* Exercise instructions: Where does the string "генератора" appear? Copy every line of the entries below that holds it.

Data about app and page elements:
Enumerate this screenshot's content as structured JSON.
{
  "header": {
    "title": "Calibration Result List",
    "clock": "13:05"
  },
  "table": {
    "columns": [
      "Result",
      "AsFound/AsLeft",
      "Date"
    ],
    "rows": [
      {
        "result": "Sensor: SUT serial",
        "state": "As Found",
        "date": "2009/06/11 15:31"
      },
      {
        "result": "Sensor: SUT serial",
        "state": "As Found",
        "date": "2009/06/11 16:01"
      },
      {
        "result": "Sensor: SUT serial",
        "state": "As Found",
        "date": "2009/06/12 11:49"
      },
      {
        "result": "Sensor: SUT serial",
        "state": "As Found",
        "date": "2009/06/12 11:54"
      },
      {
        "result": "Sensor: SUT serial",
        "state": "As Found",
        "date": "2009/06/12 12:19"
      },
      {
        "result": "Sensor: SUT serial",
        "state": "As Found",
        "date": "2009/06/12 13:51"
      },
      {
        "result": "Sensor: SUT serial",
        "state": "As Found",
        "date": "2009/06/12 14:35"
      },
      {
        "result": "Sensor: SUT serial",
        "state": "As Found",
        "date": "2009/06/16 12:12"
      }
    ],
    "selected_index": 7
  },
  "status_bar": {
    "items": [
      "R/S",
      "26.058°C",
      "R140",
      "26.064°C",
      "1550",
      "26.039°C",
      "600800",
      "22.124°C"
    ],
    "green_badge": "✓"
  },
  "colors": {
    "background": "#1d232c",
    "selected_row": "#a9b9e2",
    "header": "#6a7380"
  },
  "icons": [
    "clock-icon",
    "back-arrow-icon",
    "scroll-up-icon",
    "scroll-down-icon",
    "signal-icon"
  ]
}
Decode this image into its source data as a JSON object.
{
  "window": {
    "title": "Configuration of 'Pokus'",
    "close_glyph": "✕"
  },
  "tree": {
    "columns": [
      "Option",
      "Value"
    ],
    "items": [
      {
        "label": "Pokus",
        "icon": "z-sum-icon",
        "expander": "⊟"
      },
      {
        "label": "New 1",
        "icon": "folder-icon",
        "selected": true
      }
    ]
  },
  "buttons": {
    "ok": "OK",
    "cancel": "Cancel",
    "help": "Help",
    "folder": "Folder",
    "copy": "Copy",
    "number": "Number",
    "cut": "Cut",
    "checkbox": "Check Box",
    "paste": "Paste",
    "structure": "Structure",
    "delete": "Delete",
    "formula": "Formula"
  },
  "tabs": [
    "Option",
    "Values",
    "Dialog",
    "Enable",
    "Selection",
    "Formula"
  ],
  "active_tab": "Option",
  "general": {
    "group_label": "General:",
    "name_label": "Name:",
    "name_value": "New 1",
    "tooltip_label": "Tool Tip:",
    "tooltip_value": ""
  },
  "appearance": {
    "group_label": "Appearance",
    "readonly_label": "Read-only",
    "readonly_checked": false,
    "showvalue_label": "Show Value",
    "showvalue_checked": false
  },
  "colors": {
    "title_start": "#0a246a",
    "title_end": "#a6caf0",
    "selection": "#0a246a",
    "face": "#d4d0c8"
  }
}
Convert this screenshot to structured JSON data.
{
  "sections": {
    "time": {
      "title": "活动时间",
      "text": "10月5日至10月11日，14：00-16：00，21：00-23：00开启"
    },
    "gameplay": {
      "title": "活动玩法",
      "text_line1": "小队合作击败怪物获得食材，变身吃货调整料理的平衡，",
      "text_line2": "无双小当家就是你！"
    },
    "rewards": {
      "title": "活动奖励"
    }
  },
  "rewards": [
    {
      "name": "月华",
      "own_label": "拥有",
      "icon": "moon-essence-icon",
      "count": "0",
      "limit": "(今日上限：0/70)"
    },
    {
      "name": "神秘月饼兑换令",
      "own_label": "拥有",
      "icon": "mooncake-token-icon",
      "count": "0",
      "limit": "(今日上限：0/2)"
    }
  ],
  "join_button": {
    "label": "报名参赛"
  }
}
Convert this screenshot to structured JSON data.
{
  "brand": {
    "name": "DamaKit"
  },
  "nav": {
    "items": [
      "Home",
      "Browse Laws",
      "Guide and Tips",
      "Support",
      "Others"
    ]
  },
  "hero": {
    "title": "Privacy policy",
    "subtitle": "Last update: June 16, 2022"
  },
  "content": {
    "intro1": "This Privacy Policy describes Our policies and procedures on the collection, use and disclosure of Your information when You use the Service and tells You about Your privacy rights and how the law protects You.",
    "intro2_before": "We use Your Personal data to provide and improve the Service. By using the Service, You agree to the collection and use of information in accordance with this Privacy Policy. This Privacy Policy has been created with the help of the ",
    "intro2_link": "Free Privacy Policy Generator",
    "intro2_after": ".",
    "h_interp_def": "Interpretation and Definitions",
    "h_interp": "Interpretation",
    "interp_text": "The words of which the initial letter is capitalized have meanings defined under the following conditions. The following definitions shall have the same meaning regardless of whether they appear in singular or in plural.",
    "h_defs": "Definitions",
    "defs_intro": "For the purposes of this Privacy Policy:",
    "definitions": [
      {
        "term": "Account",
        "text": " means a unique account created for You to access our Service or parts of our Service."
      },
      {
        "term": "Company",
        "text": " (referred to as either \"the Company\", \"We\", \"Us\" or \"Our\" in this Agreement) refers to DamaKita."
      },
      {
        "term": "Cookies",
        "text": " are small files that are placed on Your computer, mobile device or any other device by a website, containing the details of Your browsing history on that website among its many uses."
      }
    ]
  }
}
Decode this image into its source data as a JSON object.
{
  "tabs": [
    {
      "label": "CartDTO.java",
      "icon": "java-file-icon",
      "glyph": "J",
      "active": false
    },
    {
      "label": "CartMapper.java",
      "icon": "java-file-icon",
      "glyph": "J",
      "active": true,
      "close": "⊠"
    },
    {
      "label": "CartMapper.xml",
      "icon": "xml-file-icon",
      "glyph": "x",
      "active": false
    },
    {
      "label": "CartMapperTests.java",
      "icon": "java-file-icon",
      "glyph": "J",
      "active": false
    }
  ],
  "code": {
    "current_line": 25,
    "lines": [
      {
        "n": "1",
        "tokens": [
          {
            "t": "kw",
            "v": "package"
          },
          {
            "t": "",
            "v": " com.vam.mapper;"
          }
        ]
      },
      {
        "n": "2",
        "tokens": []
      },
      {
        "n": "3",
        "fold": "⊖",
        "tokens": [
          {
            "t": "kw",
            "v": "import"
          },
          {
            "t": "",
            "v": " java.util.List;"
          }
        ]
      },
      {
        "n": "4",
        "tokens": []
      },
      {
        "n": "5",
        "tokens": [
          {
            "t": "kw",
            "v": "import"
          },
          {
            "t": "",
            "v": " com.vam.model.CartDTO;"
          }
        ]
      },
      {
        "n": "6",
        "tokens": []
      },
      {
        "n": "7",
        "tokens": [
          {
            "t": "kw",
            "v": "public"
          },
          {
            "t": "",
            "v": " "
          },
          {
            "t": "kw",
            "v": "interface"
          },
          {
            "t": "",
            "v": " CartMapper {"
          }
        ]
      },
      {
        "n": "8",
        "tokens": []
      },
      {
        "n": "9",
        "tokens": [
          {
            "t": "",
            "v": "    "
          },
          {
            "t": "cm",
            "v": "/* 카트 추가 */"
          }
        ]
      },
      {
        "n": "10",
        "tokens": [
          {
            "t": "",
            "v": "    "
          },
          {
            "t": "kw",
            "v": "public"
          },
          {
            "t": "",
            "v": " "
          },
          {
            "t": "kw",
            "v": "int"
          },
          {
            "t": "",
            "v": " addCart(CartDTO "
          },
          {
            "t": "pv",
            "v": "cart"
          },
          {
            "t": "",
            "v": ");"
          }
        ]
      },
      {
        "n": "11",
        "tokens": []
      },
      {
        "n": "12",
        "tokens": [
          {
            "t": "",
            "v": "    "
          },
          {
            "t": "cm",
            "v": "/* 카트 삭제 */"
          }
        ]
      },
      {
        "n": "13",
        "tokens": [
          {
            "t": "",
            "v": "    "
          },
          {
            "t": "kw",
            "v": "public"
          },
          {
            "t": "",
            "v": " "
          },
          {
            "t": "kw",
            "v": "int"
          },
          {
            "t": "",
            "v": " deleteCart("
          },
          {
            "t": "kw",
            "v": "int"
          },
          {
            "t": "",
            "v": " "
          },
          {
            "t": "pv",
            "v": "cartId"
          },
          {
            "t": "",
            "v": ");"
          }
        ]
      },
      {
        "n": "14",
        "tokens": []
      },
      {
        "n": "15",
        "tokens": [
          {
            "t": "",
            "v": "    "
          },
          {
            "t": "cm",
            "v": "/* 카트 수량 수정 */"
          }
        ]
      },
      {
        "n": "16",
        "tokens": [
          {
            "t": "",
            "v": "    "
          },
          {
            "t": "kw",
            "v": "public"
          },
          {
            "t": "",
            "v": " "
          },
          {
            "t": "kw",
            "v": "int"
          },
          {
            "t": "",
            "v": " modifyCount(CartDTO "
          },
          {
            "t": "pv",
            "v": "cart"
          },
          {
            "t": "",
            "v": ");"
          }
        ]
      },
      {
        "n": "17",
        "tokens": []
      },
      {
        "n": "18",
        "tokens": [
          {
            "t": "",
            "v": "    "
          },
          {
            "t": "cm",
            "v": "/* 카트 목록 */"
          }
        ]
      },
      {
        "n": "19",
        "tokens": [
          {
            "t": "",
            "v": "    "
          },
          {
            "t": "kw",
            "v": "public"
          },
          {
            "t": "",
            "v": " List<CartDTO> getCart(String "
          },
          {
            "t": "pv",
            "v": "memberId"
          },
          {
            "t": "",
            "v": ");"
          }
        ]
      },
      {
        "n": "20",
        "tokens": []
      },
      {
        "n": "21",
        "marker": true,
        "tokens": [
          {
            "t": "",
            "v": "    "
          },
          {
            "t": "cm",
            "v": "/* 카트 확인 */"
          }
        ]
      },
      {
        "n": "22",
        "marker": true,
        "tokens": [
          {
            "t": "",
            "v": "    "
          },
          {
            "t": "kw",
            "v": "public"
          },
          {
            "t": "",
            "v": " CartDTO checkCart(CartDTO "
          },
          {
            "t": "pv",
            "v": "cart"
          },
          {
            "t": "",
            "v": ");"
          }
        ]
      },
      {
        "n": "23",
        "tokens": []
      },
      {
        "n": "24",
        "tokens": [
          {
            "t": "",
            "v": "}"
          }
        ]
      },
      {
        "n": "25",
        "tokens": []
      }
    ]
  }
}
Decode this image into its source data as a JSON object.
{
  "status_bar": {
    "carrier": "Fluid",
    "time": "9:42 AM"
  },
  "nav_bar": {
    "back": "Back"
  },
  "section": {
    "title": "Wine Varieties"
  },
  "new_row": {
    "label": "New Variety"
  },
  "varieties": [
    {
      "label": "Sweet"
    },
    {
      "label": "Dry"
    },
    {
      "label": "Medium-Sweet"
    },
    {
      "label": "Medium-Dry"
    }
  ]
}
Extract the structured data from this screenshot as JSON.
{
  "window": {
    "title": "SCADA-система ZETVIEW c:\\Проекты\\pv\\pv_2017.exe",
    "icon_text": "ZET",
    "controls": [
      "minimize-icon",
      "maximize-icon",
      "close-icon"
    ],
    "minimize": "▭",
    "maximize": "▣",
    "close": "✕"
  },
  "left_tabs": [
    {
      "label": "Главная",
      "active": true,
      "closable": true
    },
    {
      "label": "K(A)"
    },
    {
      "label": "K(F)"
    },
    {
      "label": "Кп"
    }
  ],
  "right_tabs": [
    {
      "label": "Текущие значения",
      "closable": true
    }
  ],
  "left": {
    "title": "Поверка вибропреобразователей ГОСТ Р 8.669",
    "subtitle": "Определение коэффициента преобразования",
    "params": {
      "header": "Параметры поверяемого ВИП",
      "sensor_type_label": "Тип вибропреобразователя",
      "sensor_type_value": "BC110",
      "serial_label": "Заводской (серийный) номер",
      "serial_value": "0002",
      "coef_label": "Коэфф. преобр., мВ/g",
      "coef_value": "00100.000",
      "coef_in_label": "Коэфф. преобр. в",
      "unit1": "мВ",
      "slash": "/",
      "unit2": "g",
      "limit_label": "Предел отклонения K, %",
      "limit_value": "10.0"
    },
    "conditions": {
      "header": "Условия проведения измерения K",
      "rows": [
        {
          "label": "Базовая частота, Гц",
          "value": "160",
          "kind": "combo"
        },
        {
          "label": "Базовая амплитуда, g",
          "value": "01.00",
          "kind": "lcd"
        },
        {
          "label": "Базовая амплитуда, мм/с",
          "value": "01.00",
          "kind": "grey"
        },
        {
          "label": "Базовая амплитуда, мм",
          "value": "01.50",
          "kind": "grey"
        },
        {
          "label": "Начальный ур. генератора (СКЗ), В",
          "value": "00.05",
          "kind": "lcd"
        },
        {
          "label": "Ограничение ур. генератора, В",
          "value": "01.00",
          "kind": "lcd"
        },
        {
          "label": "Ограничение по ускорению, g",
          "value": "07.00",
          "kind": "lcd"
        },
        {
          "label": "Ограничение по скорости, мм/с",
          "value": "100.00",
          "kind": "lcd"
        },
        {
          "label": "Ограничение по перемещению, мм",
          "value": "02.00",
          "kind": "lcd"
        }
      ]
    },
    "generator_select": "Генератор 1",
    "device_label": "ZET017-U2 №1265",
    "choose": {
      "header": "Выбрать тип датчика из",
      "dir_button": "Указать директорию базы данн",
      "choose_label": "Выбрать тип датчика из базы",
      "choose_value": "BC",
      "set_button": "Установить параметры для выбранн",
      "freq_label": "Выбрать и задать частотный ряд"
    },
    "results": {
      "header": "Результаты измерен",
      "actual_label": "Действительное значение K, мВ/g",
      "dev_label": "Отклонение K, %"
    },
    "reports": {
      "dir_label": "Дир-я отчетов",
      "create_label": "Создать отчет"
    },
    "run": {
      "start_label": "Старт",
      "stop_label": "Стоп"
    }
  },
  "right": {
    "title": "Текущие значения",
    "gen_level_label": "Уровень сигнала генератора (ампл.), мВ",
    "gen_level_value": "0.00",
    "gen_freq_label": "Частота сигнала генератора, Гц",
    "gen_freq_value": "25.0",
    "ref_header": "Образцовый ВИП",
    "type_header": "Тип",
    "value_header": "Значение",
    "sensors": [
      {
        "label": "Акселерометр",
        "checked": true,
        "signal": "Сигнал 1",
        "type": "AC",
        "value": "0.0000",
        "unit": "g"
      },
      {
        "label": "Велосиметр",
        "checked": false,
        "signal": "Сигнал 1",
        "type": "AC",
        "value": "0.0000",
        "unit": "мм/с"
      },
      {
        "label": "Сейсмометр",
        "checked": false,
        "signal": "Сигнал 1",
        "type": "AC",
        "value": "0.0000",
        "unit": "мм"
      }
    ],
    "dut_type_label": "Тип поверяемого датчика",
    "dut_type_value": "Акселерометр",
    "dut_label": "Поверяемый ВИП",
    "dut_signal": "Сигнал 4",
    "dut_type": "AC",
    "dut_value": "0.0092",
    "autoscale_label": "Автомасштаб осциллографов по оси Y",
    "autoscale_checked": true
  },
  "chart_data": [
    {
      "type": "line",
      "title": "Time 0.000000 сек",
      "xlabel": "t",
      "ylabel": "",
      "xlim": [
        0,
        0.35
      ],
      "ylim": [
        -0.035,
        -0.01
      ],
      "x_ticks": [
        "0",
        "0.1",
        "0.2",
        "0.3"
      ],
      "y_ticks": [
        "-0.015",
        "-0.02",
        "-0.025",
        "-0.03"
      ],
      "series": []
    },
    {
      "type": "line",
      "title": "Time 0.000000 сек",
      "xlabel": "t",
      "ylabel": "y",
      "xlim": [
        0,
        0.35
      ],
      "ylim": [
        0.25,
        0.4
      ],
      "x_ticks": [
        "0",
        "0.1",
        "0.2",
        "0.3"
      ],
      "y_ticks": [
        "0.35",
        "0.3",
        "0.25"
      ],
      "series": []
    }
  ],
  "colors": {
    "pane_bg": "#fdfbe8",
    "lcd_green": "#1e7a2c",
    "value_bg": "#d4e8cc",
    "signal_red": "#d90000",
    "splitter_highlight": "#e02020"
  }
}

* Output:
          "label": "Начальный ур. генератора (СКЗ), В",
          "label": "Ограничение ур. генератора, В",
    "gen_level_label": "Уровень сигнала генератора (ампл.), мВ",
    "gen_freq_label": "Частота сигнала генератора, Гц",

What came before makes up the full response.